The oldest public African American cemetery in western North Carolina began in the mid-1800s as a burial ground for enslaved people on property owned by William McDowell and tended by George Avery, an enslaved man. It later evolved into a public African American cemetery with almost 3,000 graves. Only 93 of those have headstones, including Avery’s. Over the decades, the two-acre cemetery became overgrown with trees and brush until George Gibson, who’d helped dig graves there as a boy, felt God’s calling to restore it. In 1983, with hedge clippers and a sling blade, he started clearing the grounds. Since then, volunteers and members of the South Asheville Cemetery Association have improved and maintained this sacred historic site.
God’s Acre Moravian Cemeteries
Bethabara & Salem
Bethabara and Salem were established in 1753 and 1766, respectively, by Moravians who emigrated from Europe to Pennsylvania and then to what would become Forsyth County. Each town’s congregation had a graveyard called God’s Acre — translated from the old Germanic der Gottesacker, meaning “God’s Field” — where, Moravians believe, physical bodies are planted until they rise as spiritual bodies. Like all Moravian graveyards, the ones in Bethabara and Salem follow a layout and gravestone design recognizing that everyone is equal in God’s eyes. Members of the congregation worship and serve in “choirs” defined by age, gender, and marital status, and they are buried not in family groups but with their choir members in chronological order of their death. The Bethabara and Salem God’s Acres are still in use: Bethabara’s has nearby trails and scenic hilltop views, while Salem’s, at 40 acres, is the largest in the state.

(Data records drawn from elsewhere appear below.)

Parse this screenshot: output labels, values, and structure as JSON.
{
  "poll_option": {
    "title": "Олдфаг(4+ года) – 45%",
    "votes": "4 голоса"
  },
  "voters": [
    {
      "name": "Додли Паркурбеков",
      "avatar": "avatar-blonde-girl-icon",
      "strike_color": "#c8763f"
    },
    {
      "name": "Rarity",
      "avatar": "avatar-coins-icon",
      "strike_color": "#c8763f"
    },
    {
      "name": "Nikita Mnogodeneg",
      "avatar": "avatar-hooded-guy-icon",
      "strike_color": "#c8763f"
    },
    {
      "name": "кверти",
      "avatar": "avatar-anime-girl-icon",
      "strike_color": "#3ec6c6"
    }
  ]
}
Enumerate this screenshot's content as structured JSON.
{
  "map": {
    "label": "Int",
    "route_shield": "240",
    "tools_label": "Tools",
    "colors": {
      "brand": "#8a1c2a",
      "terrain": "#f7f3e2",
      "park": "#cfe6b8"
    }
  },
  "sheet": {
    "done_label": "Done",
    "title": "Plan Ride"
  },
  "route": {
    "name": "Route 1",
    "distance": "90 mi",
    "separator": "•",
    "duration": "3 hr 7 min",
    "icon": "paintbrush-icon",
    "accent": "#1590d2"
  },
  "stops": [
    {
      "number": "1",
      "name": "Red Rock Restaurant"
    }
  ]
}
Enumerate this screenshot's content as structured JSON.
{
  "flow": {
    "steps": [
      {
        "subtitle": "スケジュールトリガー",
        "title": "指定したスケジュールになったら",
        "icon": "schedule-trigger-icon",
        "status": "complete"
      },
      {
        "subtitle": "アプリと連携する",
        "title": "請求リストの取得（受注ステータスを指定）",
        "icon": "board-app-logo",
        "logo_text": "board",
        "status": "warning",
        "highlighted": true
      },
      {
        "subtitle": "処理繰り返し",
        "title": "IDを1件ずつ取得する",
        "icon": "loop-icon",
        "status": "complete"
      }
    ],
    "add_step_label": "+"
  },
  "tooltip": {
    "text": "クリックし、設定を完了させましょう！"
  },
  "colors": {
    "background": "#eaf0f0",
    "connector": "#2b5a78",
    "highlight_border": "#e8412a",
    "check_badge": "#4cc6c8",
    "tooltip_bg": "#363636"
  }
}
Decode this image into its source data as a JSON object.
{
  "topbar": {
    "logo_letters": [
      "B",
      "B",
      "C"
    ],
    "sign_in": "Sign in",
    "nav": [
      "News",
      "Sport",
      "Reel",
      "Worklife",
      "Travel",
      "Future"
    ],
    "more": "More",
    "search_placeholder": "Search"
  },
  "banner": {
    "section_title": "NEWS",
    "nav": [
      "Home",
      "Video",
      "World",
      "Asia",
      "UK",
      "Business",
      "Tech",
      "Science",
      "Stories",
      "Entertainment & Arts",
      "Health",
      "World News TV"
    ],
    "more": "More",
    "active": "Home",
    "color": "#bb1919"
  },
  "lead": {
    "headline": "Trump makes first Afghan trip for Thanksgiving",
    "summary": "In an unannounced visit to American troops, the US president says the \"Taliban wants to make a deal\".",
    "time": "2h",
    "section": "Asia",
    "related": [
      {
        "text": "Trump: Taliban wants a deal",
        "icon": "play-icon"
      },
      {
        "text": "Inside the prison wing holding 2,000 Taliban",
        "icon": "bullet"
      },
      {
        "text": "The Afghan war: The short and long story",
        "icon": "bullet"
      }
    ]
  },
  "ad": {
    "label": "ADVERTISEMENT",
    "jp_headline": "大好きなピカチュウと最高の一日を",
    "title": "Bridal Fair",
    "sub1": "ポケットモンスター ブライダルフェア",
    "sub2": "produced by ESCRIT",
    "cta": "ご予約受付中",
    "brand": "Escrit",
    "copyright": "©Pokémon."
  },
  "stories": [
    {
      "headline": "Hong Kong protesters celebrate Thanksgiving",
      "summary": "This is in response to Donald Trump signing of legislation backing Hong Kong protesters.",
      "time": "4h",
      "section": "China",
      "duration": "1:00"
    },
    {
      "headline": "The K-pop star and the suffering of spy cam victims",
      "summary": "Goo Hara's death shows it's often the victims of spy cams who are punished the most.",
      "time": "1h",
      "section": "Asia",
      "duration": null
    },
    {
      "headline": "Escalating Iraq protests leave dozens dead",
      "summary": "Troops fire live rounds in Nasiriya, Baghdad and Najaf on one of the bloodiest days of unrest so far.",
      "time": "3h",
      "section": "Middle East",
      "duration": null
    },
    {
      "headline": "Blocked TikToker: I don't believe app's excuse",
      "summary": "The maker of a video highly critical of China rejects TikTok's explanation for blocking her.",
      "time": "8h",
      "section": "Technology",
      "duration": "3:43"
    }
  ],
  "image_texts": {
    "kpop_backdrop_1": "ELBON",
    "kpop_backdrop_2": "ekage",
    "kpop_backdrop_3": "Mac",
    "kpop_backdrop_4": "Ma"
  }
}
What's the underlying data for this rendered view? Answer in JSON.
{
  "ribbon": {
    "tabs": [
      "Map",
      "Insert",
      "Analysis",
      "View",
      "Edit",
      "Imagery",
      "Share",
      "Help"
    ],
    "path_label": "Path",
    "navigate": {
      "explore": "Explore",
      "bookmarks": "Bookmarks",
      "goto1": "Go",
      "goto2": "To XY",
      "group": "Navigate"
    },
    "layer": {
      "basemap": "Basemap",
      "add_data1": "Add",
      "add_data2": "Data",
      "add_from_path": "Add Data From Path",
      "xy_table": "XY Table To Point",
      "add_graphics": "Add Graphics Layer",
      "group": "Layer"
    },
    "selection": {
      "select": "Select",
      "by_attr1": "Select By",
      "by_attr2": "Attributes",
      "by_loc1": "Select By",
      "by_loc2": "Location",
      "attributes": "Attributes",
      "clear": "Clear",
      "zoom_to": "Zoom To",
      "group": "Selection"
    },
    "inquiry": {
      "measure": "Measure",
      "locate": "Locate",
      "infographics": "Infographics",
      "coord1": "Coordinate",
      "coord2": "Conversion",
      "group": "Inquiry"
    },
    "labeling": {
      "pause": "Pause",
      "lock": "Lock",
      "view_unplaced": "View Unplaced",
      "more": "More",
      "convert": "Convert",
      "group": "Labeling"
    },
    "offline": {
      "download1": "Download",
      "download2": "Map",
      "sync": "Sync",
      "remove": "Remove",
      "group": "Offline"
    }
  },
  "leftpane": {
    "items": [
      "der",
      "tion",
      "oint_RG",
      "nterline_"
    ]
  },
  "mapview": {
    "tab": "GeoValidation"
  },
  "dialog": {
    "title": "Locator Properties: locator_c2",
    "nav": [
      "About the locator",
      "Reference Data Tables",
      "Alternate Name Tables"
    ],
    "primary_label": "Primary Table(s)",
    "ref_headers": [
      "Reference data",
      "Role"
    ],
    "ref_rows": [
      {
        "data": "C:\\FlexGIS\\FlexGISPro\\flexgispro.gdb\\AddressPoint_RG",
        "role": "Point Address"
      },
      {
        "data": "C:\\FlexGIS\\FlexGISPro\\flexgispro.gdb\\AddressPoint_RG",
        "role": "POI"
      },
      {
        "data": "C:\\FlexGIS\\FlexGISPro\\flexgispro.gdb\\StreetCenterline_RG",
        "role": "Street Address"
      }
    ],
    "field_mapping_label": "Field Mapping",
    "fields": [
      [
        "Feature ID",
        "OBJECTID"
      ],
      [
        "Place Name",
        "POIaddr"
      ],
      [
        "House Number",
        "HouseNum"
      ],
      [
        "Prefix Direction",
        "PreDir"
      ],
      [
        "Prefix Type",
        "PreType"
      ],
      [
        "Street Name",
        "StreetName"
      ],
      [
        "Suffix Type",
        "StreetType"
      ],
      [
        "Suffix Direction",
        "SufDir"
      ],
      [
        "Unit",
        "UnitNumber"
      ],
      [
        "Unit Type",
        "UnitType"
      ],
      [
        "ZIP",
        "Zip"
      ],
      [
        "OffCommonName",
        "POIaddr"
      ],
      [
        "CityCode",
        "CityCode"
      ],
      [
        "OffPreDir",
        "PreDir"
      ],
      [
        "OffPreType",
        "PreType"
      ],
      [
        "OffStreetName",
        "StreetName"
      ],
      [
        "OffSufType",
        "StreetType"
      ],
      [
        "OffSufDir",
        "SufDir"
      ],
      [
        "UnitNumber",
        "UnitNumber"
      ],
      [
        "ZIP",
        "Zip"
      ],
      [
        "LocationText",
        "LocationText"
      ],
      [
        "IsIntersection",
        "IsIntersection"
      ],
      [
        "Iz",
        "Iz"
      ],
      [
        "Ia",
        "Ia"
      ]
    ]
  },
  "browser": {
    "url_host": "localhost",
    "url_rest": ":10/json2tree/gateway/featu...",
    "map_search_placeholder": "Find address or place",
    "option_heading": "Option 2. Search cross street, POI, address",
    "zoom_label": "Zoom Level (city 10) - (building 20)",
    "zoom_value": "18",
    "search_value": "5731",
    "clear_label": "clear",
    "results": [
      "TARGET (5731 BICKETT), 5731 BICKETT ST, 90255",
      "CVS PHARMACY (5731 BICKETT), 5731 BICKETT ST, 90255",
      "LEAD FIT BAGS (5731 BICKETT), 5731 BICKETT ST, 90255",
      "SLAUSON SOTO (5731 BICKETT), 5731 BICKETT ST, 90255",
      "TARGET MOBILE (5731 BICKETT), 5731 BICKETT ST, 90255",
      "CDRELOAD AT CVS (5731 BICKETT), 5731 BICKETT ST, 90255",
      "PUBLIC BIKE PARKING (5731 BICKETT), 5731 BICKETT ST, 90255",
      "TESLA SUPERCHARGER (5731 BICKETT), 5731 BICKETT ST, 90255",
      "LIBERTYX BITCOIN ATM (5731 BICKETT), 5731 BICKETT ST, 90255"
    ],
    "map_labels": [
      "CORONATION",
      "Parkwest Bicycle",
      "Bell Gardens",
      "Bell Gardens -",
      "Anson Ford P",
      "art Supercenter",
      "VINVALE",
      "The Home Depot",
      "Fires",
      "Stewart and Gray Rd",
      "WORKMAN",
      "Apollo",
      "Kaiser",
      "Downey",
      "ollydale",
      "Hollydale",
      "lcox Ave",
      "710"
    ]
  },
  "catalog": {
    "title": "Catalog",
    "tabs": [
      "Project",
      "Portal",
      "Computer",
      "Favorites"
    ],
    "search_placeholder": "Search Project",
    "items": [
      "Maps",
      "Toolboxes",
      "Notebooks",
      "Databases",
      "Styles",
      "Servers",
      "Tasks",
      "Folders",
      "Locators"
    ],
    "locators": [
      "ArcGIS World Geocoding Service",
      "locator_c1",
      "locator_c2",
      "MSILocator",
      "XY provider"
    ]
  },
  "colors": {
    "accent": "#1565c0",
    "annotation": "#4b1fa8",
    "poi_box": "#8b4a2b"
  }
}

South Church and Bank streets
Winston-Salem, NC 27101
Old Burying Ground
Tales of bravery abound in Beaufort’s Old Burying Ground, established 300 years ago in what is now the historic district of one of North Carolina’s oldest towns. Ancient live oaks canopy over wooden slabs, ornate tombstones, and vaulted markers covered in brick to protect them from high water and wild animals. A young girl who died at sea in the mid-1700s is buried in a rum keg, which, stories say, her father used to bring her preserved body back. Sympathetic visitors leave toys on her grave, where locals describe having seen the ghost of a little girl playing. Swashbuckling naval hero Otway Burns, who captured more than 40 British vessels during the War of 1812, rests under a cannon from his ship, the Snap Dragon. The Beaufort Historical Association offers daily tours, available by reservation, that reveal other intriguing tales.
Old Settler’s Cemetery
Situated between the historic First Presbyterian Church of Charlotte and modern skyscrapers, and featuring winding brick paths, towering trees, and manicured lawns, Old Settler’s Cemetery is more city park than graveyard. Yet many of Charlotte’s early influential families are buried there, including Revolutionary War veteran Maj. Gen. George Graham; State Senator and U.S. Representative Greene Washington Caldwell; and Thomas Polk, a founding father of Charlotte and great-uncle of President James K. Polk. The first burial occurred in 1776, making this Charlotte’s oldest municipal cemetery. In 1853, Old Settler’s was replaced by a new city cemetery because space had become limited, but burials continued with special permission until 1884.
200 West Fifth Street
Charlotte, NC 28202
This story was published on Oct 23, 2023